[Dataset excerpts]

--

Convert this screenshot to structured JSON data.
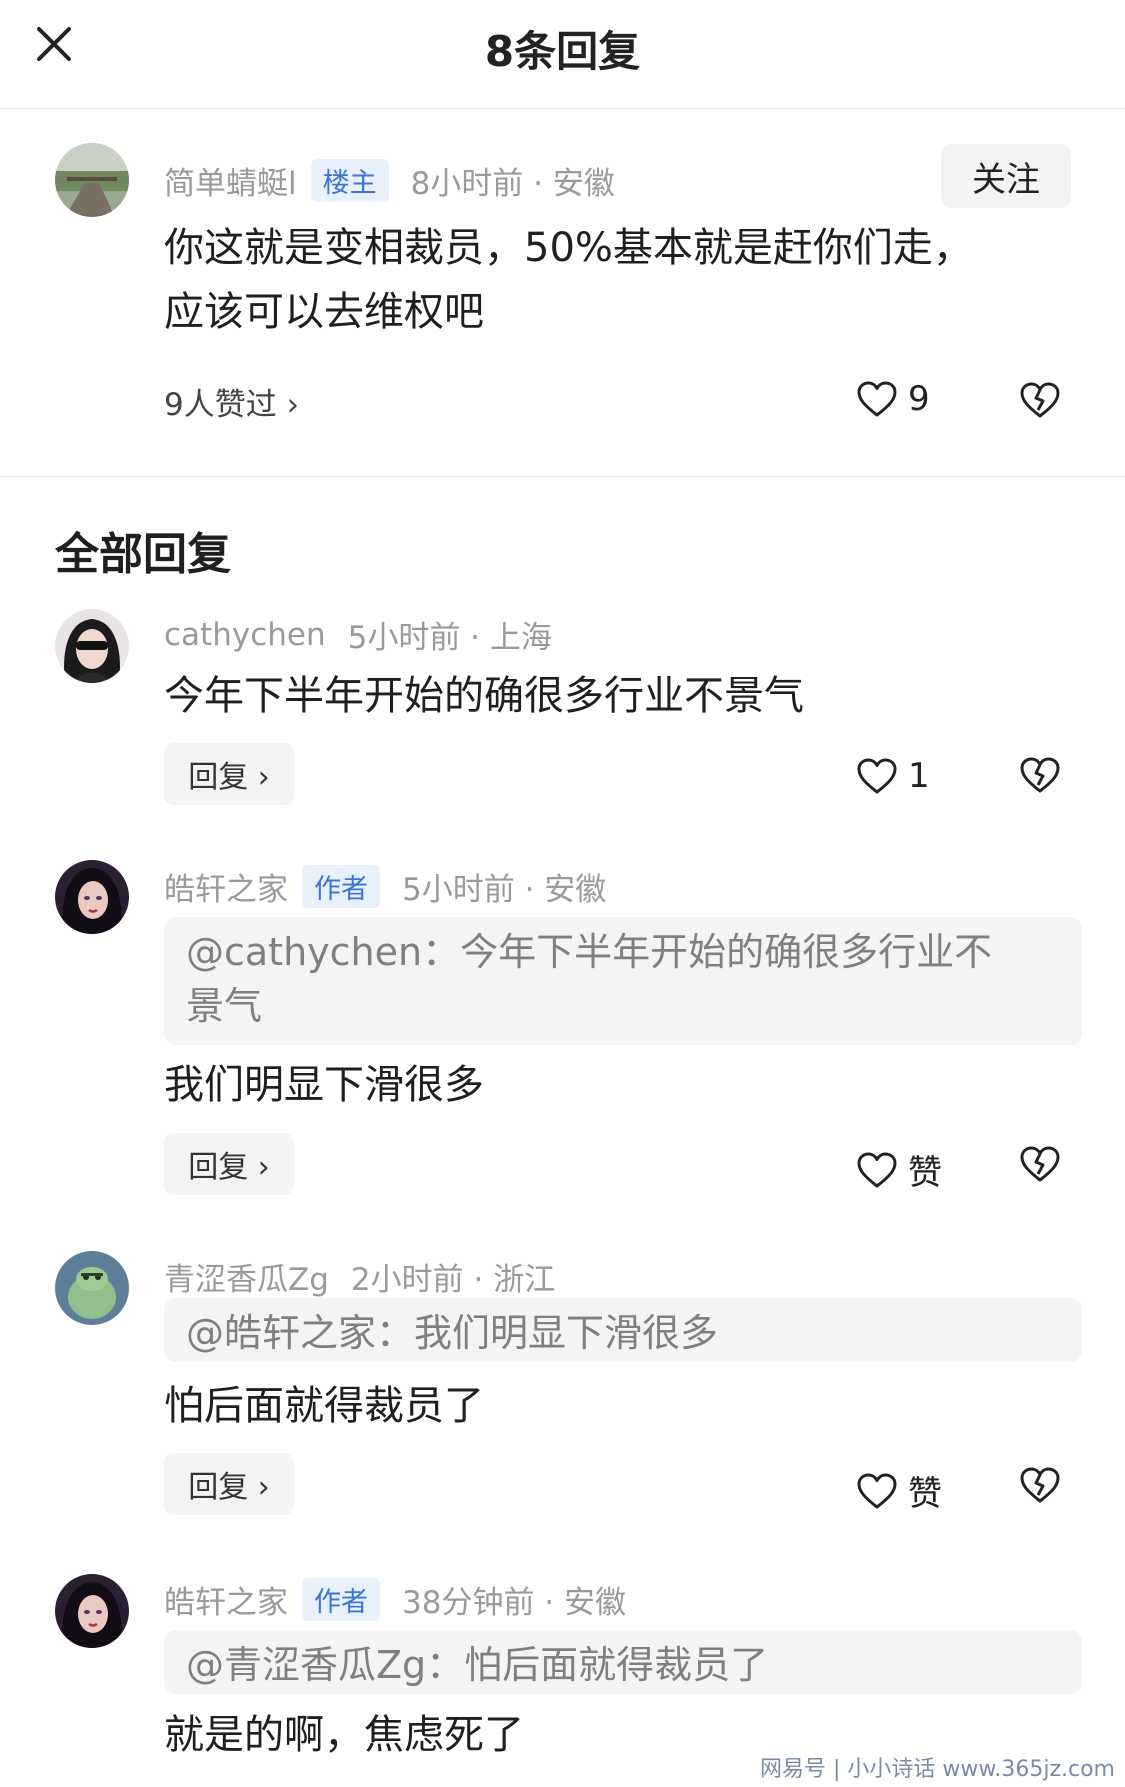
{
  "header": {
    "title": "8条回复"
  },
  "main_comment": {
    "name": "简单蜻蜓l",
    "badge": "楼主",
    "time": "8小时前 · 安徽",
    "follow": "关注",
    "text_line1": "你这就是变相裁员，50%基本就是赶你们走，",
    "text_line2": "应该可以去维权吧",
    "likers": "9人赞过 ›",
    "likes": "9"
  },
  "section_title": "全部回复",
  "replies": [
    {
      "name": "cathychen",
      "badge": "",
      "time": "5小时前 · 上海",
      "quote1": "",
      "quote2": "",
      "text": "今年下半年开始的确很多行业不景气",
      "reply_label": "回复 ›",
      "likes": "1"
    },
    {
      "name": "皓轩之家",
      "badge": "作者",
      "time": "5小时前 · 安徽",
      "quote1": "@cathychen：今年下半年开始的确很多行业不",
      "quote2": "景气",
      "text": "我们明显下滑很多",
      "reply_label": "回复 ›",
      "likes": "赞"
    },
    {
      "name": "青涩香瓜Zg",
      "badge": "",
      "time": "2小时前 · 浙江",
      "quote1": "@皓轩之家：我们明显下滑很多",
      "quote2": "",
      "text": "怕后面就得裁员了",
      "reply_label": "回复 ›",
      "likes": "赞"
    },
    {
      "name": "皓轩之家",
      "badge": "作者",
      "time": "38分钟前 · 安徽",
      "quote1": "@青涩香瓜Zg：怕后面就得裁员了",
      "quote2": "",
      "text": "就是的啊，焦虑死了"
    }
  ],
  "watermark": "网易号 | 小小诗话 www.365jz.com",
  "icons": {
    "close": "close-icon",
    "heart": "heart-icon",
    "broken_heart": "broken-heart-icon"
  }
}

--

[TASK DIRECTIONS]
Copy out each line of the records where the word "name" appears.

[RESULT OF THE TASK]
    "name": "简单蜻蜓l",
      "name": "cathychen",
      "name": "皓轩之家",
      "name": "青涩香瓜Zg",
      "name": "皓轩之家",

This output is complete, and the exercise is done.